It’s taken a while for the latest Nissan X-Trail to reach global markets, having made its debut all the way back in June 2020 as the Rogue in the United States. Now, however, the fourth-generation SUV will make its way to Australia, with specifications being confirmed ahead of it going on sale in the second half of the year.
Built on the C-segment variant of the Common Modular Platform (CMF-C), the new X-Trail gets the same extroverted design that was introduced two years ago, sporting slim two-tier LED headlights, a plunging V-motion grille, prominent front and rear haunches, an upswept window line and chrome window trim that stretches all the way to the rear windscreen, creating the in-vogue “floating roof” look. Arrow-shaped taillights and a large decorative silver skid plate can be found at the rear.
Inside, the X-Trail gets a horizontal dashboard layout, a tall centre console (with storage space underneath), a split-opening centre armrest and a freestanding infotainment touchscreen. An eight-inch display comes as standard, while the top Ti and Ti-L variants gain 12.3-inch screens for instrumentation and infotainment, along with a 10.8-inch head-up display.
Other available features include remote engine start, heated seats, sliding rear seats, Nappa leather upholstery, a 360-degree camera system, Qi wireless charging, wireless Apple CarPlay connectivity, a ten-speaker Bose sound system and a hands-free powered tailgate.
Safety-wise, the X-Trail comes as standard with autonomous emergency braking, adaptive cruise control, lane keeping assist, traffic sign recognition and reverse AEB. Moving from the base ST to the ST-L adds on ProPilot Level 2 semi-autonomous driving capability with the addition of lane centring assist. A new centre airbag has also been fitted.

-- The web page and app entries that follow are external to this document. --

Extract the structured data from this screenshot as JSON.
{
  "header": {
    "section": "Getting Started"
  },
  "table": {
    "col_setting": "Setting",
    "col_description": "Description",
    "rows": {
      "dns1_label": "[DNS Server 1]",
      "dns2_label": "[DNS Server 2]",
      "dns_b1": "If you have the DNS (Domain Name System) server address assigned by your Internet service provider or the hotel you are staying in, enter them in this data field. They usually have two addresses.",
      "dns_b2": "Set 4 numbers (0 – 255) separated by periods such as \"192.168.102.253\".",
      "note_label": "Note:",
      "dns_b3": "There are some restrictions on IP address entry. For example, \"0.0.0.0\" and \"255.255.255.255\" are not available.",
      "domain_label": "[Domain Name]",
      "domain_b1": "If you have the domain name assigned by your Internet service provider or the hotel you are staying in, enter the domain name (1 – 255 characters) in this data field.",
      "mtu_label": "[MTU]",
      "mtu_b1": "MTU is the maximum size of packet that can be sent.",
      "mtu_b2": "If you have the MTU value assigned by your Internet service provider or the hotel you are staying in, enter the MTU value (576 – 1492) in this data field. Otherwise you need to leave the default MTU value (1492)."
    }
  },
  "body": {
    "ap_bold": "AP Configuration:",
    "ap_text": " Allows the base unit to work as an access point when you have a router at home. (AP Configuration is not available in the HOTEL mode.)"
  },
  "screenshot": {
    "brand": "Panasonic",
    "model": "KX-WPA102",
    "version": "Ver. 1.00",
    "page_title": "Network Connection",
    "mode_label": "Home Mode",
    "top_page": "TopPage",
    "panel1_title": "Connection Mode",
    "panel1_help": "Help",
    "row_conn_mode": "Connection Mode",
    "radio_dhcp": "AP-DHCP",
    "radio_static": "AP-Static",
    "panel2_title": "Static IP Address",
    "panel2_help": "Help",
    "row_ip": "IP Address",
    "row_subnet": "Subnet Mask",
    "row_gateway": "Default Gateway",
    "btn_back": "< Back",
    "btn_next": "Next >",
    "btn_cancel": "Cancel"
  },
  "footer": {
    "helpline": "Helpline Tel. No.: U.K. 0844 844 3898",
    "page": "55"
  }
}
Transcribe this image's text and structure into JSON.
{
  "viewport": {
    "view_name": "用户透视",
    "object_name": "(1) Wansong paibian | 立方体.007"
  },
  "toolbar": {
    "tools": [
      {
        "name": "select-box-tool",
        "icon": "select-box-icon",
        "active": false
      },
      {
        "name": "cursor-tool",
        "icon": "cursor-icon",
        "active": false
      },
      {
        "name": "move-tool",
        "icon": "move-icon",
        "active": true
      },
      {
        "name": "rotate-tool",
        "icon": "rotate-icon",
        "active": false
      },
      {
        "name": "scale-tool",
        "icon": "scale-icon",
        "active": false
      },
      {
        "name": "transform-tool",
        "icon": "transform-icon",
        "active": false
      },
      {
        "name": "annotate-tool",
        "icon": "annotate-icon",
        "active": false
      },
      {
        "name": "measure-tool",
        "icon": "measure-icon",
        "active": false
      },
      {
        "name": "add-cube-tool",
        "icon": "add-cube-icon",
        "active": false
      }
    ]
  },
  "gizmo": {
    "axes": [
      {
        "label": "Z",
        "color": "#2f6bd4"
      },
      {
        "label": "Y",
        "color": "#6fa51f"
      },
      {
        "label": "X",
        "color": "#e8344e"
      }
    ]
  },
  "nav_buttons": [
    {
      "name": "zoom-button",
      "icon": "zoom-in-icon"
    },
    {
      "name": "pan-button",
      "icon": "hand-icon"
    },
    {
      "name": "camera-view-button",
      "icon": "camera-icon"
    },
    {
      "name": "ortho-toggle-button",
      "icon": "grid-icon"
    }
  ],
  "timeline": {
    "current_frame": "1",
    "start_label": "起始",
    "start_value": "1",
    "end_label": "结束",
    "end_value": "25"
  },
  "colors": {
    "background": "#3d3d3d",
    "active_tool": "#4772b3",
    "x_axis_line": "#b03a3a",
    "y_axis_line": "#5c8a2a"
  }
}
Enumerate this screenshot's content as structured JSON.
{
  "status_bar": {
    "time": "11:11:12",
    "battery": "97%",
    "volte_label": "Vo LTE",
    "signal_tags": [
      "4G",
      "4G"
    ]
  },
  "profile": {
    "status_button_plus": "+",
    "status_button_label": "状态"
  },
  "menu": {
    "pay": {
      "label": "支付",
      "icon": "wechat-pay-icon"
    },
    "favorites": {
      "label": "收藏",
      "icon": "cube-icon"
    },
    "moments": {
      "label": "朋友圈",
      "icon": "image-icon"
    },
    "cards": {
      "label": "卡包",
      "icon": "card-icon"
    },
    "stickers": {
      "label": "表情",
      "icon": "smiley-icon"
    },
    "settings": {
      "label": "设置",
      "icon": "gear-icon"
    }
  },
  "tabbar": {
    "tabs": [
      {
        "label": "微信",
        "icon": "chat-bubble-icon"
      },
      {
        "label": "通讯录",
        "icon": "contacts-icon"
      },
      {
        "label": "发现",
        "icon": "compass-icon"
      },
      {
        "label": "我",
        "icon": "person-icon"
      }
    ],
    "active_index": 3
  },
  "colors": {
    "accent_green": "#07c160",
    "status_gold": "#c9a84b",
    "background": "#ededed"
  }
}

Power comes from a 2.5 litre naturally-aspirated four-cylinder engine. Despite being nominally the same size as the the outgoing QR25DE, the PR25DD is a new unit with direct injection and it produces an extra 12 PS and 19 Nm of torque at 184 PS and 245 Nm. As before, it’s mated to a CVT that drives the front wheels. Incidentally, this engine has already been replaced by a 204 PS/300 Nm 1.5 litre turbocharged variable compression engine in the US and China.
As yet, it’s unclear if the new X-Trail will be launched in Malaysia anytime soon, even though it would make sense for Edaran Tan Chong Motor (ETCM) to replace what has been a relatively successful model for the brand. Production of the car has been discontinued in Thailand, where Nissan is reportedly focusing on smaller vehicles and electric cars.
It has not been revealed where the Australian model will be built, but it is likely it will be imported from Japan. Bringing the car into Malaysia in CBU form from Japan would not be viable as it would adversely affect pricing, and while ETCM could assemble the car locally using Japanese CKD packs, it would still be hit by higher taxes than if it were imported from Thailand.